Aggregator technology is designed to improve execution by consolidating liquidity – in the form of bid and ask prices and amounts – from multiple sources into a single unified order book.
However, the optimal design of an aggregator is far from trivial, given that each client will have different execution objectives and adopt a particular execution style, and that the liquidity provided by the dealer is bespoke to that client.
The first decision for a trader is the number of liquidity providers to aggregate.
“Some clients deal on single-dealer bank platforms, whereas others aggregate two or three liquidity providers and at the other end of the spectrum there are those aggregating 30 or more,” he says.
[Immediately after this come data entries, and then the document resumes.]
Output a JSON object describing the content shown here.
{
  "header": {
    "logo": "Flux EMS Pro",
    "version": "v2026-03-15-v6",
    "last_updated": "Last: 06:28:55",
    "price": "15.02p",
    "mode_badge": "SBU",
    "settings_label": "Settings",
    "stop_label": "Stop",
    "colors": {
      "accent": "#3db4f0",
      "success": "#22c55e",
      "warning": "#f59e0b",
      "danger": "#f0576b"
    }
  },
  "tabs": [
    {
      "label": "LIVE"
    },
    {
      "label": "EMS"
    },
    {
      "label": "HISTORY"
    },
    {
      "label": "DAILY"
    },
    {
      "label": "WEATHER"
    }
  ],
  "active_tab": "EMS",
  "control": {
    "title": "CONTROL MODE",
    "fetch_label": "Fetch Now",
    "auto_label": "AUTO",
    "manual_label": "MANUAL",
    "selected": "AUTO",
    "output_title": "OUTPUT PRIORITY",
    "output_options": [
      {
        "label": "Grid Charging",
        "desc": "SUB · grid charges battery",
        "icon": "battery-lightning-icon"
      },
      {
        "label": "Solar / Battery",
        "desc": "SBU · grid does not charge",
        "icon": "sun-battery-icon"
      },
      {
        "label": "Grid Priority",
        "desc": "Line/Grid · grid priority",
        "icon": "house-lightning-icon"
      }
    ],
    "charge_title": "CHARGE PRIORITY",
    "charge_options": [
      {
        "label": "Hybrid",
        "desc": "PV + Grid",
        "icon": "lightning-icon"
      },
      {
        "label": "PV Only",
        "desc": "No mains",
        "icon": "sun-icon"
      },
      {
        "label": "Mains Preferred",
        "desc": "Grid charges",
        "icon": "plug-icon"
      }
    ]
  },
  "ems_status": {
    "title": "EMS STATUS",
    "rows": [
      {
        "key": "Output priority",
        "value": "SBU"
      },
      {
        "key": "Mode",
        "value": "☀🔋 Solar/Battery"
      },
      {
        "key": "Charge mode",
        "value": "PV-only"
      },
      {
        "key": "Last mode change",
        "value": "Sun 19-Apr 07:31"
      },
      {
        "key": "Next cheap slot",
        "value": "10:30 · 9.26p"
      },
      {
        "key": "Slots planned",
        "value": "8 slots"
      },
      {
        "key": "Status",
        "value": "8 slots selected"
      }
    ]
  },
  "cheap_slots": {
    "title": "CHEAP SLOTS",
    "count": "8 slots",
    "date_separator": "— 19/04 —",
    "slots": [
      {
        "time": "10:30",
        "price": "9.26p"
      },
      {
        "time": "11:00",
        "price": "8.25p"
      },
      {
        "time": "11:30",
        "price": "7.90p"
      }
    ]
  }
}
The next step is to decide which liquidity providers to include. Again, there is no agreement across the board on whether a provider that internalizes trades by holding the risk until it finds opposing interest from other traders is preferable to one that externalizes trades by immediate one-for-one hedging on public venues, thereby creating an instantaneous market impact.
Market participants are aware of the distinction, but the implications for aggregator design and transaction costs are less clear, says Oomen, adding that it is not possible to make a blanket statement regarding the optimal aggregation model because each client’s requirements for liquidity will be different.
The conclusion to be drawn from the research and from client feedback is that while there is a cost to creating the aggregator model, it is relatively inexpensive to add additional liquidity providers once the technology has been set up and integrated into a client’s business.
“If we go back a few years, many clients would have had more than 10 liquidity providers in their aggregator,” he says. “Now an increasing number of those clients are scaling back the number of liquidity providers in their aggregator, partly on the basis of their own research and also work we have done with them.
“Maintaining so many relationships is time-consuming and they are questioning how those with limited share of the aggregator benefit execution.”
As well as working with fewer liquidity providers, market participants are also specifying their requirements in greater detail. Combined with a more quantitative, data-driven approach to trading, this creates a more in-depth discussion that is not just about spread but also market impact, reject rates and consistency of pricing.
According to Oomen, the structure that works best for many of his clients is to execute the full amount with a small number of internalizers rather than stack-sweep execution, where the client divides up the order into a multiple of standard amounts and spread execution of these across as many providers at their best prices.
The usual argument for using stack-sweep is that each child order or smaller trade is of a lesser size and will therefore cross a tighter spread than what is charged for a single full-amount order size.
However, this assumes that the liquidity providers offer the same liquidity to a trader irrespective of execution style.
With stack execution, a single liquidity provider that has quick market access and for whom it is relatively expensive to internalize risk can effectively force all other providers to externalize the trader’s flow, thereby maximizing the market impact and aggregate costs levied on to the liquidity providers.
“For clients with natural liquidity demands whose trades are not motivated by very short-term, latency-sensitive price fluctuations, this approach can work well,” says Oomen.
“However, there has to be a commitment from the liquidity provider to deliver liquidity on that basis, while the client has to be prepared to constrain the liquidity pool and only send flow into that pool that is compatible with the liquidity relationship.”
Regardless of the strategy adopted, Oomen reckons changes are relatively easily made and that clients can clearly measure the benefits in terms of reduced trading costs as well as increased liquidity access.